**What you need to do**
Filter the records below down to lines containing "HINO".

**Supplied material**
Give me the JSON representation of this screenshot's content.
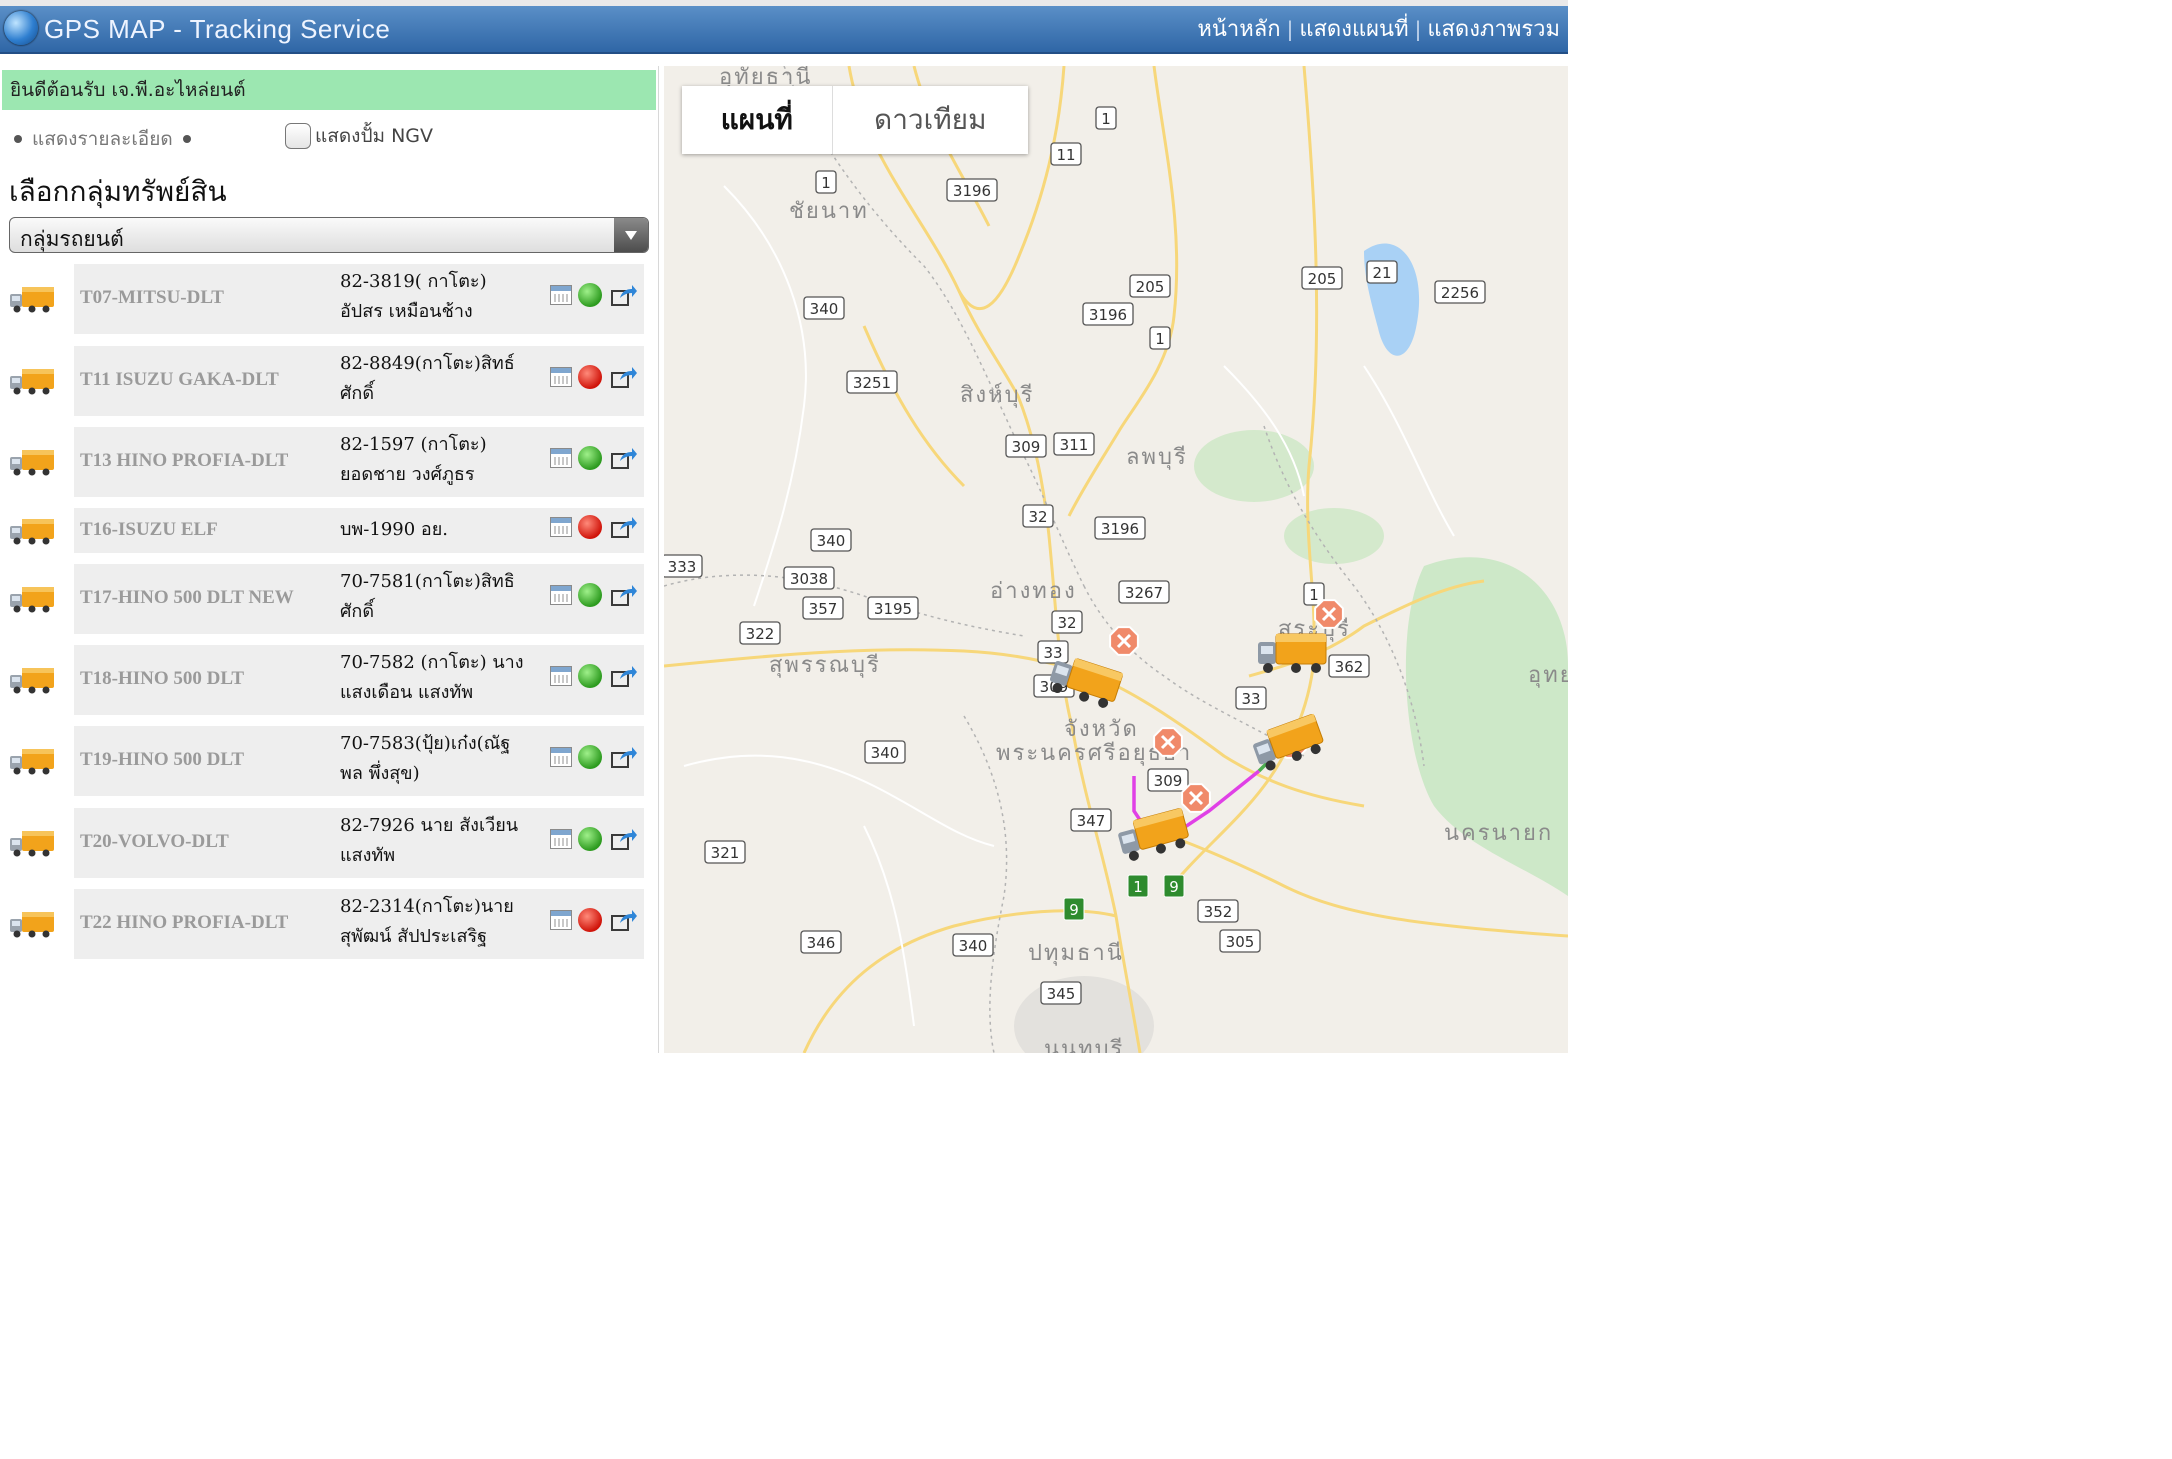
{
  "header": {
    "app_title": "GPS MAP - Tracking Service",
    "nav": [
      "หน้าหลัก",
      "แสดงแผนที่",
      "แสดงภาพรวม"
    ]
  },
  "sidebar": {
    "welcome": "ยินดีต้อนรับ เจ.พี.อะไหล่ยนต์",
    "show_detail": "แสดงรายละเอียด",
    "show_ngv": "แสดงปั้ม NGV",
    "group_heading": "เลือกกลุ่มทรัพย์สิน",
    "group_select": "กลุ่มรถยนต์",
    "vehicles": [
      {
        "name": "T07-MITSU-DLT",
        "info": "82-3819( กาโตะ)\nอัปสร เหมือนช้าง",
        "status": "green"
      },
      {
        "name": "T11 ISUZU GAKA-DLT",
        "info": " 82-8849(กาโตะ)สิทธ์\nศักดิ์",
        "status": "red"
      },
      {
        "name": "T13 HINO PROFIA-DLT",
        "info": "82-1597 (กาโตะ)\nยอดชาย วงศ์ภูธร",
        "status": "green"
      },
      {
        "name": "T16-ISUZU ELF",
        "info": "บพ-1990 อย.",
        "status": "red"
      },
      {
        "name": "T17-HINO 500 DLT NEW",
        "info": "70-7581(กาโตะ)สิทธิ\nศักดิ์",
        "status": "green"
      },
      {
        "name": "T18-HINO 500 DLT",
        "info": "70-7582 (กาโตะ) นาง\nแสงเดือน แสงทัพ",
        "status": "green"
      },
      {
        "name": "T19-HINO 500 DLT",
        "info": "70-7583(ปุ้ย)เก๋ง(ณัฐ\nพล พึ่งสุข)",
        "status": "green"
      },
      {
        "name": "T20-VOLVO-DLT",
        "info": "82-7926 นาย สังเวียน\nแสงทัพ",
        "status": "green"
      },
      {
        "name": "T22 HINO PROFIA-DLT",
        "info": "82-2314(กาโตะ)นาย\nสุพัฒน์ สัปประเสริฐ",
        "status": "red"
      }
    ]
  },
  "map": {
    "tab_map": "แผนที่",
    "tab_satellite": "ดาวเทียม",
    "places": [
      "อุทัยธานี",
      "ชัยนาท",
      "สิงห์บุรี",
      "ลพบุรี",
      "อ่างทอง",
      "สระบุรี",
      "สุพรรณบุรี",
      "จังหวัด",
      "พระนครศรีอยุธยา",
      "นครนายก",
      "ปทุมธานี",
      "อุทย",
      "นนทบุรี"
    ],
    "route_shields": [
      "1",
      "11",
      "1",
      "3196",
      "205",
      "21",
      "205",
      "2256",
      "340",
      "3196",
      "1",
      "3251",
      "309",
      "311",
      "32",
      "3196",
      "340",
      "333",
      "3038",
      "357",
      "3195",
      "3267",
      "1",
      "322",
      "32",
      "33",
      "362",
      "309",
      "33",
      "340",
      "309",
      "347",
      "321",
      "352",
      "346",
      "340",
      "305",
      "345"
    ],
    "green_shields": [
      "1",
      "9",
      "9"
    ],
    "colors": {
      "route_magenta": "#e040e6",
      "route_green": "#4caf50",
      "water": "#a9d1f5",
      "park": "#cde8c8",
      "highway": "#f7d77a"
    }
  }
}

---

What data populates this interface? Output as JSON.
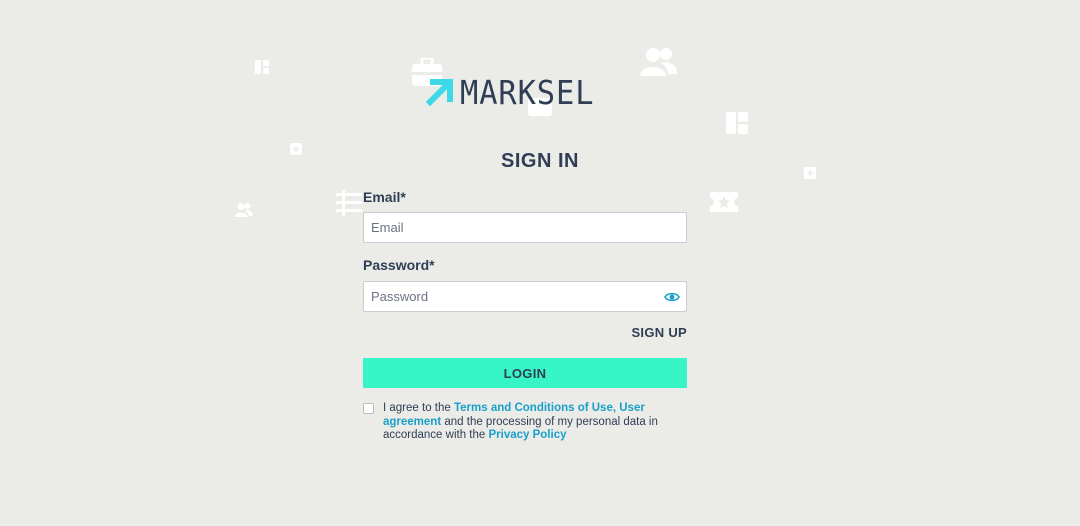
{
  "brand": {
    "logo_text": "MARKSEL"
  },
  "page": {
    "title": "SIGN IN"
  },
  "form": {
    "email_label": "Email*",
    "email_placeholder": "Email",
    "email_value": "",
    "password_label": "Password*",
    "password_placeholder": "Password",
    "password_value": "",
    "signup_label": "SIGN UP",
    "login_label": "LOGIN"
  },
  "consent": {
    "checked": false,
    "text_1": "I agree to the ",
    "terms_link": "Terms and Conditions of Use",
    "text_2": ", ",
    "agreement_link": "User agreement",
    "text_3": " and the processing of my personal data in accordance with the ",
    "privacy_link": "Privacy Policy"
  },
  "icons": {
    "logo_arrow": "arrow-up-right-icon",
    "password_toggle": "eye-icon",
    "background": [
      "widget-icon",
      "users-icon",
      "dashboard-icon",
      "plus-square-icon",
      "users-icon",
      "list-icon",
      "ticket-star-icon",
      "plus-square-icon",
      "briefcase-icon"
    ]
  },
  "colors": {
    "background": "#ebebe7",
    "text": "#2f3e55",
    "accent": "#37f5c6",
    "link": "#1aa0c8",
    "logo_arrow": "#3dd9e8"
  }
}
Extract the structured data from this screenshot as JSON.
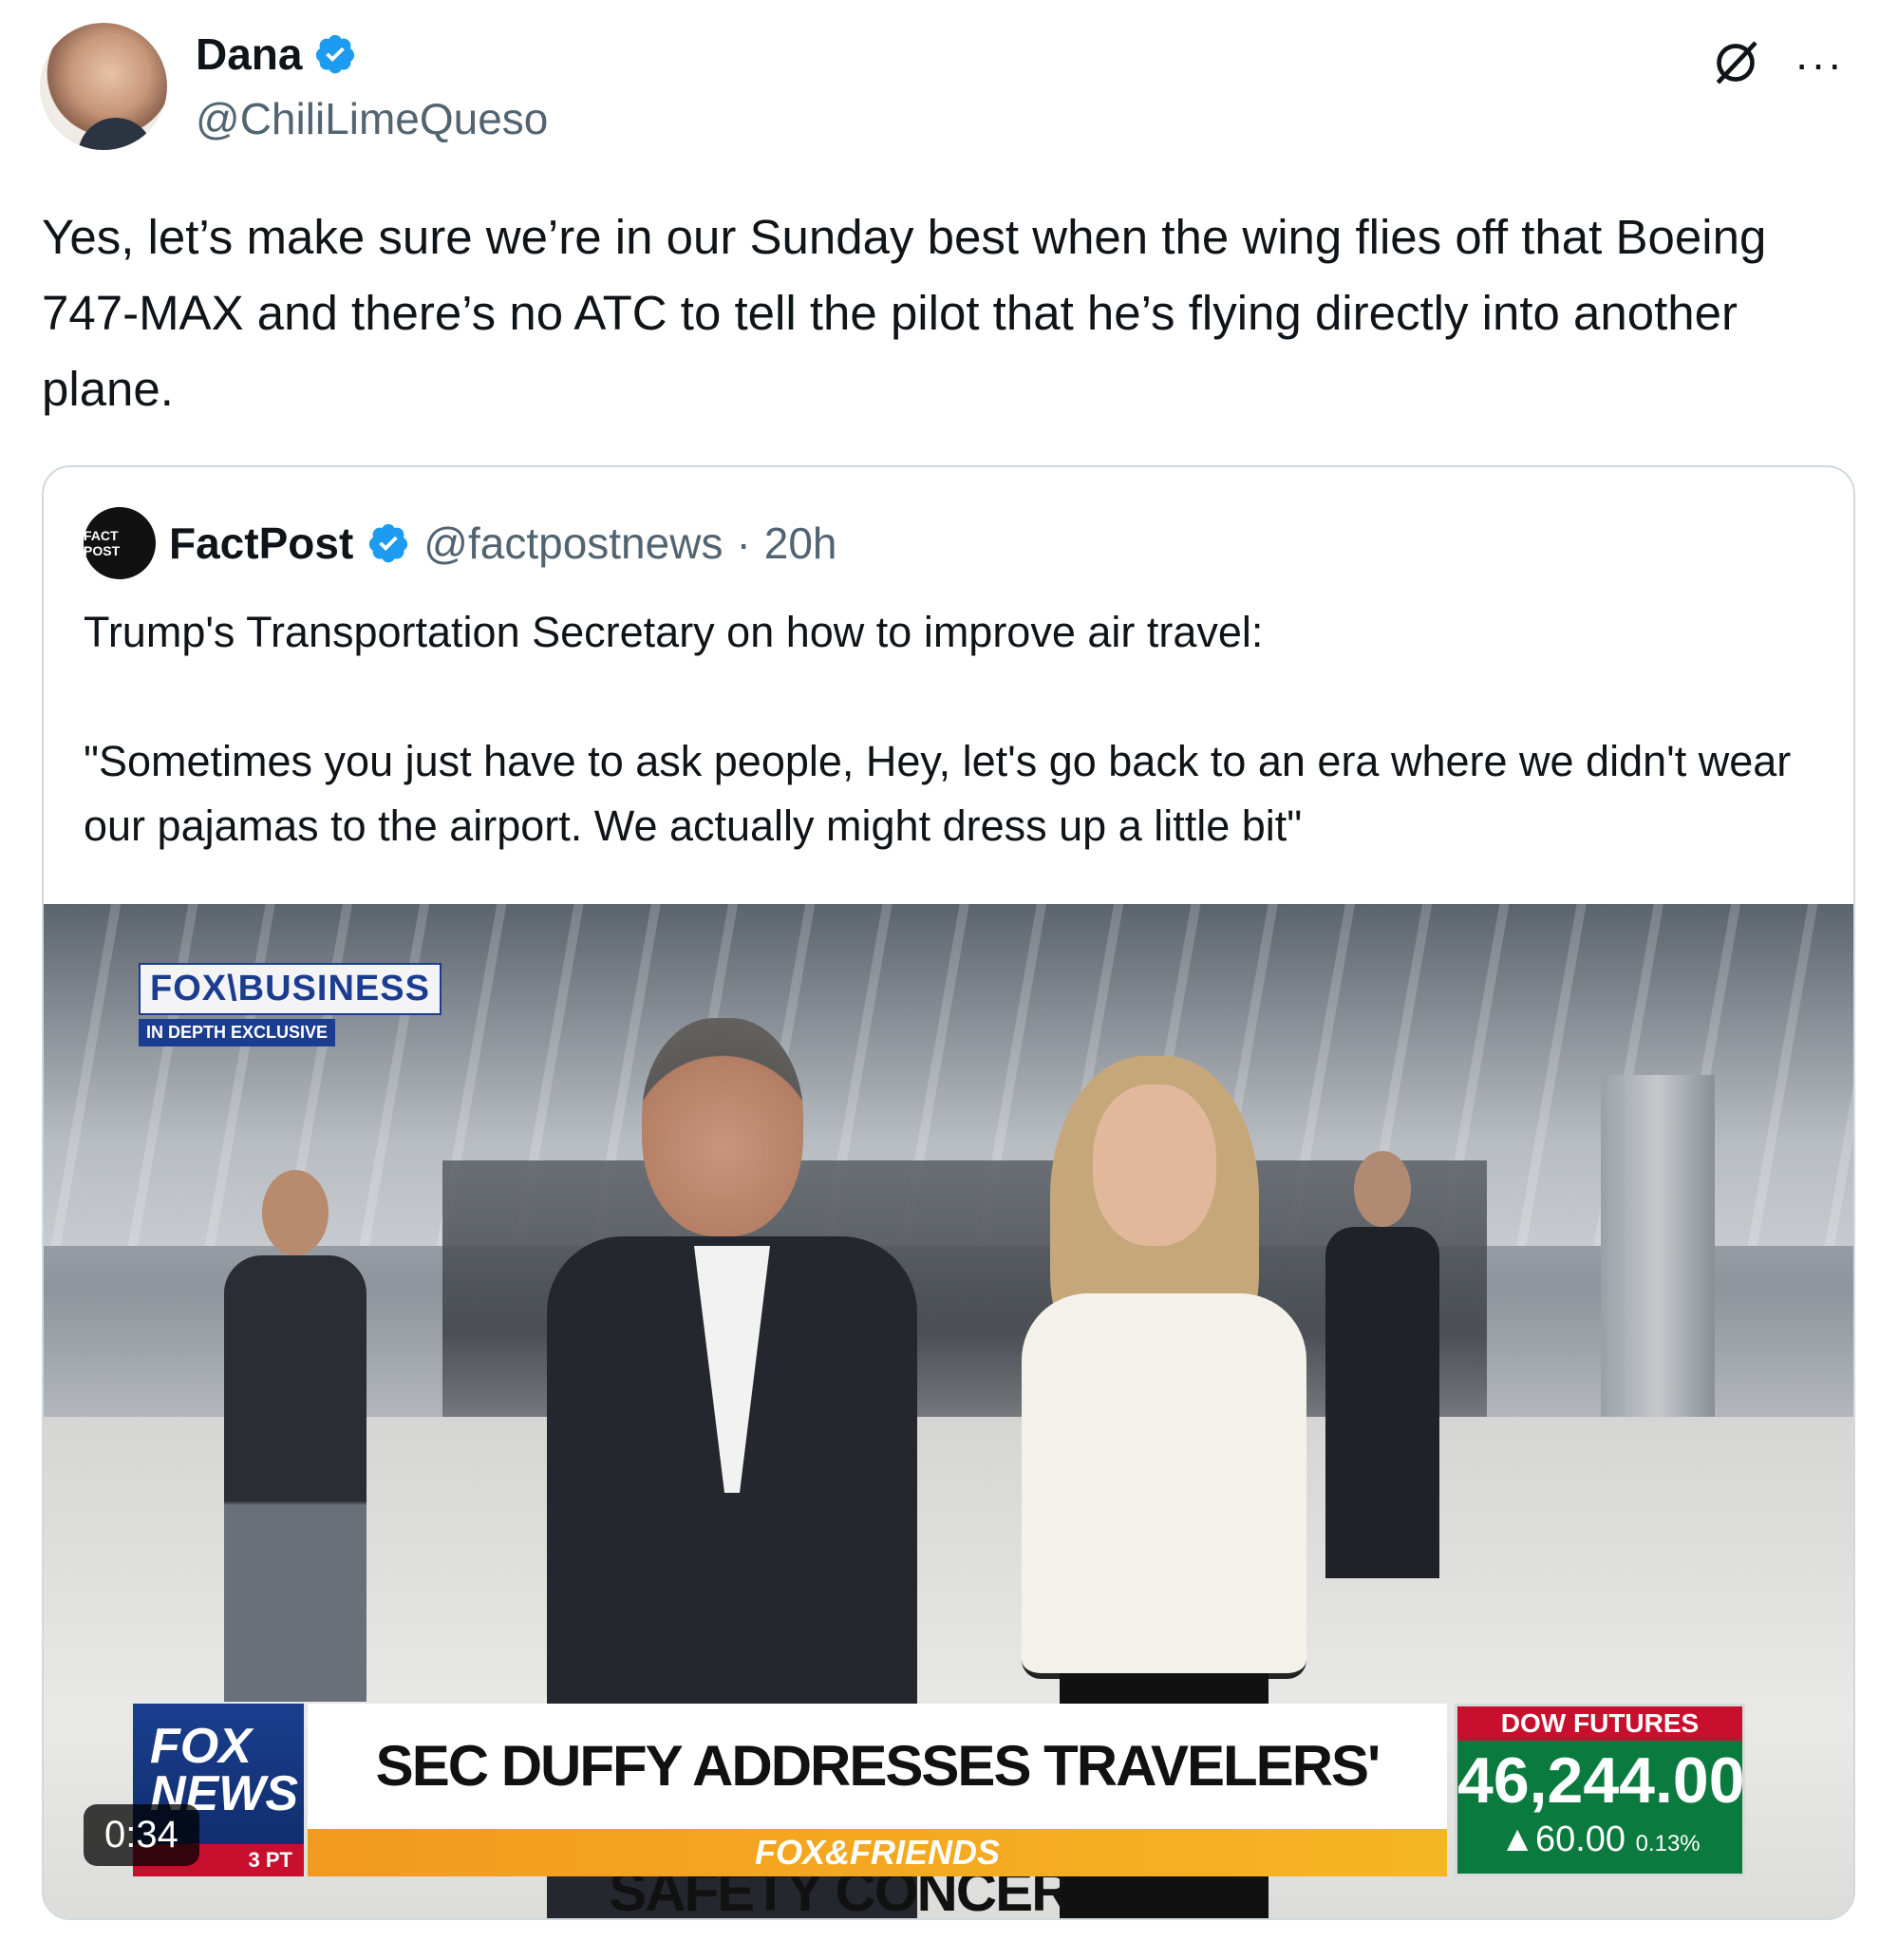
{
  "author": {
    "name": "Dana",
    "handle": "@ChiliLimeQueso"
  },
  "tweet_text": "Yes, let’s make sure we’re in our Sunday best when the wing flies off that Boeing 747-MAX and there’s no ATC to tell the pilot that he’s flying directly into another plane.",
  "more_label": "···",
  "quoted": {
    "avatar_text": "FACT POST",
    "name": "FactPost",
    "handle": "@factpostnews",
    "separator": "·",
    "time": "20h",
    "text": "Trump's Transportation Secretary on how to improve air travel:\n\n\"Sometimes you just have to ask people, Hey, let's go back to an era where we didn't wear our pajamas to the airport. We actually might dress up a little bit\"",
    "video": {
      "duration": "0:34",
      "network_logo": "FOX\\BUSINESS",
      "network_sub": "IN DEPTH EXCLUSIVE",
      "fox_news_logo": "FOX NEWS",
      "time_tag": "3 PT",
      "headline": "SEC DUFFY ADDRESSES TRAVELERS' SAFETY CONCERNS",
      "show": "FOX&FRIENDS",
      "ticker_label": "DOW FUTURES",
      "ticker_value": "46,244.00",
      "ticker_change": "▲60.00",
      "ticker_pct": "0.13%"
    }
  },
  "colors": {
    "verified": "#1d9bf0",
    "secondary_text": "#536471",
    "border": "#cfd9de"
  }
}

**Result for this task**
        "name": "T13 HINO PROFIA-DLT",
        "name": "T17-HINO 500 DLT NEW",
        "name": "T18-HINO 500 DLT",
        "name": "T19-HINO 500 DLT",
        "name": "T22 HINO PROFIA-DLT",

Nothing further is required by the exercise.